Chapter Iv - Applications to Mathematical Finance

Abstract

where u1 is the proportion of the portfolio held in stocks, and u2 is the consumption rate. Evidently it is natural to take 0 ≤ u1 ≤ 1 and u2 ≥ 0, but in fact we shall allow −∞ < u1 <∞. If u1 > 1 then the cash part of the portfolio is negative, so we are borrowing money to buy stocks. If u1 < 0 then the stock part of the portfolio is negative, so we are so called shorting the stock. The goal is to maximize expected consumption over some time period. If σ << 1 it seems clear since μ > 0 that we should put most of our assets into stocks.

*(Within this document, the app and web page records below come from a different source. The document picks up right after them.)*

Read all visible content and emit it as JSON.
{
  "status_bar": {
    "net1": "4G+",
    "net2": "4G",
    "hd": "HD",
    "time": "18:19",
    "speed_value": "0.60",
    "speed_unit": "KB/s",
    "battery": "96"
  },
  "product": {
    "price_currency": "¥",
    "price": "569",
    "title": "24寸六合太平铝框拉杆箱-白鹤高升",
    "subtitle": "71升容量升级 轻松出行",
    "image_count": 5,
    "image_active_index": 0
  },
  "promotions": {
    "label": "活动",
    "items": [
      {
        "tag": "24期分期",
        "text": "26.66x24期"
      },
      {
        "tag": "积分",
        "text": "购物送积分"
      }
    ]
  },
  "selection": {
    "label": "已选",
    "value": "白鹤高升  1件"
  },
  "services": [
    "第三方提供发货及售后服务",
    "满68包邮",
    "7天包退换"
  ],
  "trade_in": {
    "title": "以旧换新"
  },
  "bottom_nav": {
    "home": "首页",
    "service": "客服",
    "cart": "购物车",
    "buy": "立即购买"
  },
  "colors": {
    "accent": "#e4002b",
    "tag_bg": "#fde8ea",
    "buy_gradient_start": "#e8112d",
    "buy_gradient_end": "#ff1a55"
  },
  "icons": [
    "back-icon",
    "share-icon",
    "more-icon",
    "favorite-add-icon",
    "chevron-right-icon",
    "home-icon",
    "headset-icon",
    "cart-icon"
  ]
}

Of course there is the possibility that the stock price could fall a lot, so a decision to put most of our assets into stocks is dependent on our attitude to risk. A general principle in finance is risk aversion, which means that one does not agree to play a fair game. In the current situation risk aversion implies that if μ = 0 then we set u1 = 0 so all our assets are in cash. More generally risk aversion is measured by a utility function U(v), where v > 0 is the value of our portfolio. Evidently U(v) should be an increasing function of v. We also have from risk aversion that

Cite this paper

@inproceedings{Conlon2011ChapterI, title={Chapter Iv - Applications to Mathematical Finance}, author={Joseph G. Conlon}, year={2011} }